_WHAT YOU HAVE TO DO:_ Return all of the material that follows, keeping each line exactly as it is.

_RECORD EXCERPTS:_

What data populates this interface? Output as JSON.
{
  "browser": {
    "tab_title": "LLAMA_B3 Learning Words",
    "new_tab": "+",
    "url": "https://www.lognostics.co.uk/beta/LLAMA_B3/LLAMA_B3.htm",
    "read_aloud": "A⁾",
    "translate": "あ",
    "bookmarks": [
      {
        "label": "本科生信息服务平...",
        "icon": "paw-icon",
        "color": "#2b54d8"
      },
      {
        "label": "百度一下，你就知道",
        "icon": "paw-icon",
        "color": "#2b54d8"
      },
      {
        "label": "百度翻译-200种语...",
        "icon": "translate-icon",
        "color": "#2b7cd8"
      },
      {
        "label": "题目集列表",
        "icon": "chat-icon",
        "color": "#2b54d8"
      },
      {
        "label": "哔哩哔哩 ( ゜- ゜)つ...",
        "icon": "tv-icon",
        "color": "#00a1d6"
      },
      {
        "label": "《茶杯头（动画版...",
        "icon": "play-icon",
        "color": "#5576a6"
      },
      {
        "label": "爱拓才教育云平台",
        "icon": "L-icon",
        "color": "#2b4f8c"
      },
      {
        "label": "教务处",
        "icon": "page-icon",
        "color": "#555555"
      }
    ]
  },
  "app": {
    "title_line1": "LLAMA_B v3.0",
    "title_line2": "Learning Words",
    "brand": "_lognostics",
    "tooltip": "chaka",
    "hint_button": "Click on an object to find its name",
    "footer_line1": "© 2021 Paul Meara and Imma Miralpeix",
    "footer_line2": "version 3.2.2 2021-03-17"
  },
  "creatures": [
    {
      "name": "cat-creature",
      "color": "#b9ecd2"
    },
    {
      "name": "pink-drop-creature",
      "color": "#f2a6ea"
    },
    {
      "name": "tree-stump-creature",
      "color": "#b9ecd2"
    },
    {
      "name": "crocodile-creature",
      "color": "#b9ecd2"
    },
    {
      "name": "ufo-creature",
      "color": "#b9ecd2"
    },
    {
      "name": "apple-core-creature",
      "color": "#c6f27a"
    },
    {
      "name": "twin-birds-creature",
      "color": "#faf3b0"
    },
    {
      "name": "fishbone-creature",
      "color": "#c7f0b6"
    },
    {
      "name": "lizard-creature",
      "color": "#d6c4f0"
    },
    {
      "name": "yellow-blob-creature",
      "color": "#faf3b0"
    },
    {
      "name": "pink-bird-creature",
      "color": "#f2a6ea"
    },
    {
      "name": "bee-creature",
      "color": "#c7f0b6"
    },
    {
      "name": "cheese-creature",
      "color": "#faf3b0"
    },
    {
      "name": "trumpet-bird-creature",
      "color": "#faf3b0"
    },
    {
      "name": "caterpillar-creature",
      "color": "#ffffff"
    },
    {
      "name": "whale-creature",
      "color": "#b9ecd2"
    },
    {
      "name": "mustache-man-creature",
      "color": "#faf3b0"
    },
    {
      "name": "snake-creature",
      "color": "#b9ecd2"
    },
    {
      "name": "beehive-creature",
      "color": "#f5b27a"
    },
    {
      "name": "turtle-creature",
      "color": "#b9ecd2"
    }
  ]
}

_ANSWER TO THE PROBLEM:_
What data populates this interface? Output as JSON.
{
  "browser": {
    "tab_title": "LLAMA_B3 Learning Words",
    "new_tab": "+",
    "url": "https://www.lognostics.co.uk/beta/LLAMA_B3/LLAMA_B3.htm",
    "read_aloud": "A⁾",
    "translate": "あ",
    "bookmarks": [
      {
        "label": "本科生信息服务平...",
        "icon": "paw-icon",
        "color": "#2b54d8"
      },
      {
        "label": "百度一下，你就知道",
        "icon": "paw-icon",
        "color": "#2b54d8"
      },
      {
        "label": "百度翻译-200种语...",
        "icon": "translate-icon",
        "color": "#2b7cd8"
      },
      {
        "label": "题目集列表",
        "icon": "chat-icon",
        "color": "#2b54d8"
      },
      {
        "label": "哔哩哔哩 ( ゜- ゜)つ...",
        "icon": "tv-icon",
        "color": "#00a1d6"
      },
      {
        "label": "《茶杯头（动画版...",
        "icon": "play-icon",
        "color": "#5576a6"
      },
      {
        "label": "爱拓才教育云平台",
        "icon": "L-icon",
        "color": "#2b4f8c"
      },
      {
        "label": "教务处",
        "icon": "page-icon",
        "color": "#555555"
      }
    ]
  },
  "app": {
    "title_line1": "LLAMA_B v3.0",
    "title_line2": "Learning Words",
    "brand": "_lognostics",
    "tooltip": "chaka",
    "hint_button": "Click on an object to find its name",
    "footer_line1": "© 2021 Paul Meara and Imma Miralpeix",
    "footer_line2": "version 3.2.2 2021-03-17"
  },
  "creatures": [
    {
      "name": "cat-creature",
      "color": "#b9ecd2"
    },
    {
      "name": "pink-drop-creature",
      "color": "#f2a6ea"
    },
    {
      "name": "tree-stump-creature",
      "color": "#b9ecd2"
    },
    {
      "name": "crocodile-creature",
      "color": "#b9ecd2"
    },
    {
      "name": "ufo-creature",
      "color": "#b9ecd2"
    },
    {
      "name": "apple-core-creature",
      "color": "#c6f27a"
    },
    {
      "name": "twin-birds-creature",
      "color": "#faf3b0"
    },
    {
      "name": "fishbone-creature",
      "color": "#c7f0b6"
    },
    {
      "name": "lizard-creature",
      "color": "#d6c4f0"
    },
    {
      "name": "yellow-blob-creature",
      "color": "#faf3b0"
    },
    {
      "name": "pink-bird-creature",
      "color": "#f2a6ea"
    },
    {
      "name": "bee-creature",
      "color": "#c7f0b6"
    },
    {
      "name": "cheese-creature",
      "color": "#faf3b0"
    },
    {
      "name": "trumpet-bird-creature",
      "color": "#faf3b0"
    },
    {
      "name": "caterpillar-creature",
      "color": "#ffffff"
    },
    {
      "name": "whale-creature",
      "color": "#b9ecd2"
    },
    {
      "name": "mustache-man-creature",
      "color": "#faf3b0"
    },
    {
      "name": "snake-creature",
      "color": "#b9ecd2"
    },
    {
      "name": "beehive-creature",
      "color": "#f5b27a"
    },
    {
      "name": "turtle-creature",
      "color": "#b9ecd2"
    }
  ]
}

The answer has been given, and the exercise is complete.